I finally decided on making a layout of part of a city map with the idea of "a river runs through it." So I present my art quilt:

I used two of my favorite colors: turquoise and lime. I wanted to reflect the need for a clean river, a healthy environment for creatures that depend on the river as well as how it can be used by the citizens. 

One of the things that I think makes a city a great place to visit or live is its cultural center. That lead me to applique some circlular shapes symbolizing gardens and art and/or entertainment. I included green areas to represent parks. The flag parcel represents government and is important to all cities.

All the pieces were backed with fusible then appliqued and topstitched with small zigzag. I used straight stitching to outline the roads. I used two layers of stitching for the roadways to make it show up. The roads stitching is the quilting through all layers. 

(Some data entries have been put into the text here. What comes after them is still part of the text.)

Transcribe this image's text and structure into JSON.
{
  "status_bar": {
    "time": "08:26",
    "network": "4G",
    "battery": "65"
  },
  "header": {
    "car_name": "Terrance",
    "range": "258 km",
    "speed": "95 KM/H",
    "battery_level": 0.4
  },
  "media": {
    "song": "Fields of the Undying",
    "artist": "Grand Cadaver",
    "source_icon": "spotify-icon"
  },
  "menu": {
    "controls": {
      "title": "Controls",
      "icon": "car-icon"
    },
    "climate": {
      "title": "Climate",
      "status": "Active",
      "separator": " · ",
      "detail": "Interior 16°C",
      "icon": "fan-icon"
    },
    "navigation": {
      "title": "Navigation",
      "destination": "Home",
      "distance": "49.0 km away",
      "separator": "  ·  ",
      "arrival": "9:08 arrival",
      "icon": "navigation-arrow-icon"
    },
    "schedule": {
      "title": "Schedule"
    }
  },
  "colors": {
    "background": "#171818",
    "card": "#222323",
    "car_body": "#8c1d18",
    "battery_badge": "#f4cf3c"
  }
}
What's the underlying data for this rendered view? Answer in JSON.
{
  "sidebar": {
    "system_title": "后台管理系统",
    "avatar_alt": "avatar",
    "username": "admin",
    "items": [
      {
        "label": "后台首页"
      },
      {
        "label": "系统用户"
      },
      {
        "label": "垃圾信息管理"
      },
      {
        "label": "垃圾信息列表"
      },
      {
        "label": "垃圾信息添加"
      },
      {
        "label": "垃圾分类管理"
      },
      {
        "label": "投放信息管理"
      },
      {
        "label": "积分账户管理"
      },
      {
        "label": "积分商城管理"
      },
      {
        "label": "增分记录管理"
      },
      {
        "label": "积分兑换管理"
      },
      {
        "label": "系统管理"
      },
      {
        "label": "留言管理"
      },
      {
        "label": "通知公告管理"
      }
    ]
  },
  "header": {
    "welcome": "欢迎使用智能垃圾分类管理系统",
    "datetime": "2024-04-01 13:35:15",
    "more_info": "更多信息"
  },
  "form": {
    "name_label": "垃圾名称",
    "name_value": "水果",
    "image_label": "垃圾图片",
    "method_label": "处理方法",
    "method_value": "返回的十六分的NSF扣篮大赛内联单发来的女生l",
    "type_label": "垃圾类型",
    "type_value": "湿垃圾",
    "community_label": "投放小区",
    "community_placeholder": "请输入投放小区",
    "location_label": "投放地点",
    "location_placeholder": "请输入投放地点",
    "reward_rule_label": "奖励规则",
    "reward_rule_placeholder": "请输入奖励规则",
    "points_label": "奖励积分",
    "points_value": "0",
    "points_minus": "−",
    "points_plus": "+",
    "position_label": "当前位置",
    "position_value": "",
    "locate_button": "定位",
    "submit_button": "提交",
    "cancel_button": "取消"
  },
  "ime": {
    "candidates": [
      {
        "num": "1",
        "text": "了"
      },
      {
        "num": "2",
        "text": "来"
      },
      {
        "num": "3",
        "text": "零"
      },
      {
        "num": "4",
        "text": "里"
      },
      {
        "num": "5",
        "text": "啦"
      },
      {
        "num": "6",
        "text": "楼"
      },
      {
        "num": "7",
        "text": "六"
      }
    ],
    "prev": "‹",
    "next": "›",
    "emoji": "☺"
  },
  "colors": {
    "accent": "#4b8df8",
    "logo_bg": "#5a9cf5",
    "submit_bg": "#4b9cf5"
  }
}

The binding is attached one side at a time. This is the same method I detailed in an earlier blog HERE. I used binder clips to hold the binding as I sewed it instead of the water soluble basting tape. 

I sewed corner fast fold triangles for the hanger. This was a trick I learned from Ami Simms website (here). I baste them in place before the binding is put on. I then put a small dowel in the two corner triangles and am able to hang the piece with one nail in the wall.   

I do not know yet what the next topic will be, but look forward to finding out very soon. 

More quilts depicting this theme of Urban/Maps can be found at:

Leanne of She Can Quilt
Rachel of The Life of Riley
Betty from her Flickr site
Amanda of What the Bobbin?
Elizabeth of Occasional Piece 
Carla of Lollyquiltz